America 2050 Research Seminar on Megaregions

March 19-21: Healdsburg, CA: Regional Plan Association and the Lincoln Institute of Land Policy gathered planners and scholars from the U.S. and China for a two-day retreat to foster academic dialogue on megaregion planning.  RPA and Lincoln commissioned four papers on two topics: (1) comparative studies of Asian megaregions and (2) social equity implications of megaregion planning.  The forum featured presentations from the authors, followed by responses and discussions.  Read more about the papers and download the PowerPoint presentations in the extended entry.
California megaregions.jpg Image: Northern and Southern California Megaregions, Benner and Pastor (2008)

Papers included:

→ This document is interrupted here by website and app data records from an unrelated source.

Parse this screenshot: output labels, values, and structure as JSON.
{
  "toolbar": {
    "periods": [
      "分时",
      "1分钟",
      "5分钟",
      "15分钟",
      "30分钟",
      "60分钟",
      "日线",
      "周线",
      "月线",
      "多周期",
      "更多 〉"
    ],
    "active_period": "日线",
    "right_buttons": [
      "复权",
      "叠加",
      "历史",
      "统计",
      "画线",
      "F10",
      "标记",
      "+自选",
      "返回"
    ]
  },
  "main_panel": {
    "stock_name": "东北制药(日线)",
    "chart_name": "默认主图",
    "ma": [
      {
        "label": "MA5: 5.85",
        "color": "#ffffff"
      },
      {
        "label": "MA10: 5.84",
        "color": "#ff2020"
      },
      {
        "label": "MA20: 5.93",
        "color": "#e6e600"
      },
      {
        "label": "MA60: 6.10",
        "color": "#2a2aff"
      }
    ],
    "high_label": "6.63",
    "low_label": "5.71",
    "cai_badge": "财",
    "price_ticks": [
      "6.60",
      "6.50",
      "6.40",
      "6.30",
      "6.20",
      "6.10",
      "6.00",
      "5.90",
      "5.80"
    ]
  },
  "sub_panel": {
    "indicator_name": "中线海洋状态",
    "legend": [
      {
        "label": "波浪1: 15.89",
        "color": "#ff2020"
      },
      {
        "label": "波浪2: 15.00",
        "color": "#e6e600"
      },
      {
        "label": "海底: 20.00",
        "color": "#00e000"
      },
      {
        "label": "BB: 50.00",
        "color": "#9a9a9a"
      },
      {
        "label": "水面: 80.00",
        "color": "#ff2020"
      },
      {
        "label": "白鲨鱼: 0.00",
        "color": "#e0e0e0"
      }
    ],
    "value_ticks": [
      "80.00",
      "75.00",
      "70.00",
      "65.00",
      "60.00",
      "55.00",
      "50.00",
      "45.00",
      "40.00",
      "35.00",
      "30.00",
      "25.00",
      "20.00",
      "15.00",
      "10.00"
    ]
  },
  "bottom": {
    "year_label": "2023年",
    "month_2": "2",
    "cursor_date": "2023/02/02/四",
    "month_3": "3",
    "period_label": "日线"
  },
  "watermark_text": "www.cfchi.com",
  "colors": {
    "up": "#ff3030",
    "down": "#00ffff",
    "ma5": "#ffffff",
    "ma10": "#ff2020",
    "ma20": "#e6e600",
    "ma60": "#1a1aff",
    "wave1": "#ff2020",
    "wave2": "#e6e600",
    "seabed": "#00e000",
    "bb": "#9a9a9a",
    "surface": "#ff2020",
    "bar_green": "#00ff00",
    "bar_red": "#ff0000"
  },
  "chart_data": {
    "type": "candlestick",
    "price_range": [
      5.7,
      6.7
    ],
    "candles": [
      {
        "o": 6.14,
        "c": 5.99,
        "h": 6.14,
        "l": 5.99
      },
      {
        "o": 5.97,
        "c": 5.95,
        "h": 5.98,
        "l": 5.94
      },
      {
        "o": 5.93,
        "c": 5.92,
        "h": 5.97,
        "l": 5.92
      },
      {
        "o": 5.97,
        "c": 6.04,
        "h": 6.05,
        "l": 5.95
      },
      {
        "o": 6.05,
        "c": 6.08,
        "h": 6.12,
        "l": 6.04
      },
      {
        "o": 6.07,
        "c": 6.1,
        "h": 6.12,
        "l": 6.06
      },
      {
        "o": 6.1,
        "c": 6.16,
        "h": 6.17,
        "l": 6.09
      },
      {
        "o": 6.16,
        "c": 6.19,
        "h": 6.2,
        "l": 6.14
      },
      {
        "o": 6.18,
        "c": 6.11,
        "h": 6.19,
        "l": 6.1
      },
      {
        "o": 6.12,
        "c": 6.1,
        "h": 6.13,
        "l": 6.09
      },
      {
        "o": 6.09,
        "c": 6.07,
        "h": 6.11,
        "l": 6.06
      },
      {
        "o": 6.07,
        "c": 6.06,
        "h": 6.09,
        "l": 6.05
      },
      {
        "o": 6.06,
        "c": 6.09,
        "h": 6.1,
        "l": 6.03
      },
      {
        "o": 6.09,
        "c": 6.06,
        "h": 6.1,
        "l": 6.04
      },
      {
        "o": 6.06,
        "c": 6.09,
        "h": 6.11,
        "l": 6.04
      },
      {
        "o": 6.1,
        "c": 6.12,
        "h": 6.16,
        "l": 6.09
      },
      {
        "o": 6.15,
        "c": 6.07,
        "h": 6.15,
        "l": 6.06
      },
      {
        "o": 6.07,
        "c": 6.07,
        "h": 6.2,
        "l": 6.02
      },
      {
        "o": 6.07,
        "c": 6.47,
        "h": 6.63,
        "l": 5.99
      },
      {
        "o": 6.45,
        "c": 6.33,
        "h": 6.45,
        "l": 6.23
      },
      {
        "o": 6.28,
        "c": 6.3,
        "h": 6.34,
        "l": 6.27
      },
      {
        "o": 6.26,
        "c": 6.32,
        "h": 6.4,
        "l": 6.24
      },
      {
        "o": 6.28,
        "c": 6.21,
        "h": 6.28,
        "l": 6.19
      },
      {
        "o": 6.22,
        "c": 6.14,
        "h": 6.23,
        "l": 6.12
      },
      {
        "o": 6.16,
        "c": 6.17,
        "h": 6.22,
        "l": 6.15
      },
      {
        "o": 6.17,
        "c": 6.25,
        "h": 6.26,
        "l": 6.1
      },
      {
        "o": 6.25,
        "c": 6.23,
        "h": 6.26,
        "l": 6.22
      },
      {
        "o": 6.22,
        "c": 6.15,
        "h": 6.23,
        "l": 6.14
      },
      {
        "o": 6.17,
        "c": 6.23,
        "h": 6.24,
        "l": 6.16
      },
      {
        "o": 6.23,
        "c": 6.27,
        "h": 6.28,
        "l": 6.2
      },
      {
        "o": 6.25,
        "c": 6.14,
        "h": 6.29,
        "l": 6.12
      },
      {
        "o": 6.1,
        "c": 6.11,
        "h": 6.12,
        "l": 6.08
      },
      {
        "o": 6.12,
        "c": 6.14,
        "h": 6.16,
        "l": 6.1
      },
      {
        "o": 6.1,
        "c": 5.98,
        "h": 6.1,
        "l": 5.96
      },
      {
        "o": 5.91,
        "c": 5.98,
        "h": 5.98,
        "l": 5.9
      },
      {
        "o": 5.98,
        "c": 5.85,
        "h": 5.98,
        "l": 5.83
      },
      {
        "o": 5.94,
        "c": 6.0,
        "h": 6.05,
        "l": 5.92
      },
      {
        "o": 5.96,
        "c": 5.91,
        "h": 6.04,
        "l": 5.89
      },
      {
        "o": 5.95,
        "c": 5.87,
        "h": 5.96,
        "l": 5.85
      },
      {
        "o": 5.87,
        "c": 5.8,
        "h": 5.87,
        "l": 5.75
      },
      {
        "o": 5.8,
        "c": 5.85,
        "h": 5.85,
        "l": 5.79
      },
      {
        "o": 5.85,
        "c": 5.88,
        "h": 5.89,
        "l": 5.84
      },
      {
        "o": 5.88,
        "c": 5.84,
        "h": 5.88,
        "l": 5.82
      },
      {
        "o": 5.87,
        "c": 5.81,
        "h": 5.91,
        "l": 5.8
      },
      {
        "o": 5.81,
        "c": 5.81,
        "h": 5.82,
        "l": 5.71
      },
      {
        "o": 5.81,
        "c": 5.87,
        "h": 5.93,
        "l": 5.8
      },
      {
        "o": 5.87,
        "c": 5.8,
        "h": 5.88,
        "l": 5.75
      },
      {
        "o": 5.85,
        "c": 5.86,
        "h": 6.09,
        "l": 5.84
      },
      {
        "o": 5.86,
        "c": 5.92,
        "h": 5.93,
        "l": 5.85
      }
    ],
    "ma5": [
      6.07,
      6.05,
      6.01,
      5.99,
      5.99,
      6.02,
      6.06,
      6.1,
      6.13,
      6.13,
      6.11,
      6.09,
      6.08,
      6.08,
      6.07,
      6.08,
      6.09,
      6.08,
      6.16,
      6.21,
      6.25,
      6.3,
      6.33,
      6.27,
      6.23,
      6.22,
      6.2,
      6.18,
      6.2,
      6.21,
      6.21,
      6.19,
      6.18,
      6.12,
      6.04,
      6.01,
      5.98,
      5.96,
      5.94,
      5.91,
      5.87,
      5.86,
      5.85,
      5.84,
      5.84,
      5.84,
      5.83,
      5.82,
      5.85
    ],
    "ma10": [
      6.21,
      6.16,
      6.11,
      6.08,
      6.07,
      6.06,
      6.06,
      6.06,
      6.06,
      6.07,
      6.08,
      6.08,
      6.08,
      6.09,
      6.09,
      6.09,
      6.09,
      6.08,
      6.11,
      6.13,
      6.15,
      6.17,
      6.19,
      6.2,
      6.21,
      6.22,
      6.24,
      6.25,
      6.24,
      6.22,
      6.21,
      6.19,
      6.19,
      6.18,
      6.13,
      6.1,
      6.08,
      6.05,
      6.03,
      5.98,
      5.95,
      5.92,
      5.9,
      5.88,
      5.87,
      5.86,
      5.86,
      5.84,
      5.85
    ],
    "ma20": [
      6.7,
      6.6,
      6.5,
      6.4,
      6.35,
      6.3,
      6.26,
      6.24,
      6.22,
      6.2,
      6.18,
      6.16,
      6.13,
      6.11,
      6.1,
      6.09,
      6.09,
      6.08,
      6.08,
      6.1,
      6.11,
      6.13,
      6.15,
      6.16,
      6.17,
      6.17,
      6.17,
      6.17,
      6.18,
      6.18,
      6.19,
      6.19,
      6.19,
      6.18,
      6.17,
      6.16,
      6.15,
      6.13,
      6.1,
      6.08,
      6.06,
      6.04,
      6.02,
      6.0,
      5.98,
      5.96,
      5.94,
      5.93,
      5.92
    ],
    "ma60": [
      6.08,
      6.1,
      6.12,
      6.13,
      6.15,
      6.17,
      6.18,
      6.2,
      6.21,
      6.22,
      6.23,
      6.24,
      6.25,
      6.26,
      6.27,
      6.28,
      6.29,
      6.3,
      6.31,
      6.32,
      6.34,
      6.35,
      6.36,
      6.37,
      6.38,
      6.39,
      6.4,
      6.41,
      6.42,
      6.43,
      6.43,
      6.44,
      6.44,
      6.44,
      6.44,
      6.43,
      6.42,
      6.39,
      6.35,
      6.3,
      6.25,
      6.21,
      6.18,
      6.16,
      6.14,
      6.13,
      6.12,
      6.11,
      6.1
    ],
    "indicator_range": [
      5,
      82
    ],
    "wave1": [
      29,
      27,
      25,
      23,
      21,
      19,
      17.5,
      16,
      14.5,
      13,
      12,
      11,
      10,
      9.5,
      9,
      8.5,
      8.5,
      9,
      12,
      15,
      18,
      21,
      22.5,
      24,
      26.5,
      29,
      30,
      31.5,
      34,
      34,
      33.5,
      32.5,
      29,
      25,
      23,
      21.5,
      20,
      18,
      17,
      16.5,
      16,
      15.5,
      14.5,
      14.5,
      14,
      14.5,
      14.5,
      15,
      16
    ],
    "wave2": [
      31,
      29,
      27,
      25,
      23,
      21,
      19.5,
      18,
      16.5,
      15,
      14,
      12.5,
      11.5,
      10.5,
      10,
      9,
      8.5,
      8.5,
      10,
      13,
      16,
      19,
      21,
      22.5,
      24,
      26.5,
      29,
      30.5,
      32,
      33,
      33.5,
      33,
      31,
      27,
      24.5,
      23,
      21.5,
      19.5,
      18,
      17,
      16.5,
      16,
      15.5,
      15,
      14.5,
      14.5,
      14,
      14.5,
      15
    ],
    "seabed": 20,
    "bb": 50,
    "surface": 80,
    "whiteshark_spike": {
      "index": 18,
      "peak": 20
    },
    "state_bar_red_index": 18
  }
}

  1. "The Quest for Megaregion Equity: The Gulf Coast and Beyond" by Angela-Glover Blackwell.  This piece discusses the potential for megaregion planning to address the equity challenges of the Gulf Coast region post-hurricane Katrina.  The paper offers four basic principles in coordinating megaregion effort for equitable development: I) strategies focused on people and places; II) reducing disparities at geographical levels; III) ensuring investments benefit investors and citizens; and IV) promoting community participation, leadership and ownership. Download Glover-Blackwell's presentation.    
  2. "Megaregions and Spatial Development Planning in China" by Liangyong Wu, Weijia Wu and Ming Zhang.  This paper reviews the history of spatial development efforts in China.  The authors reveal how functional fragmentation and administrative restructuring have disrupted the ability of top-down planning strategies to coordinate regional and local efforts.  They also discuss the planning process and spatial plan-making with focus on specific challenges. Download Wu, Wu and Zhang's presentation.
  3. "Fractures and Fault Lines: Growth and Equity in California's Megaregions" by Chris Benner and Manuel Pastor.  This article addresses three questions: I) what is scale of processes creating inequality? II) What is the scale of effective solutions? And III) what is the scale of political will?  The authors make the points that equitable regions are better positioned for economic growth and that equity must be wrapped up in economic strategy.  However, they raise questions about the megaregion approach because of its potential to diffuse equity issues, because politics are difficult at this scale and that existing literature focuses on technical aspect more than social forces and politics. Download Benner and Pastor's presentation.
  4. "Governing the Fragmented Mega-city Regions in China: Challenges and Policies in the Pearl River Delta" by Anthony G.O. Yeh and Jiang Xu.  Using the Pearl River Delta as a case study, this work observes the overwhelming speed of urbanization in China, and the challenges of widespread misuse of land, sprawl, congestion, and environmental impacts.  The authors discuss the development of urban agglomerations and policy-centric spatial forms.  They offer implications for governance and planning, as well as potential policy strategies. Download Yeh and Xu's presentation. 

 

Final papers from the seminar will be posted in late May 2008.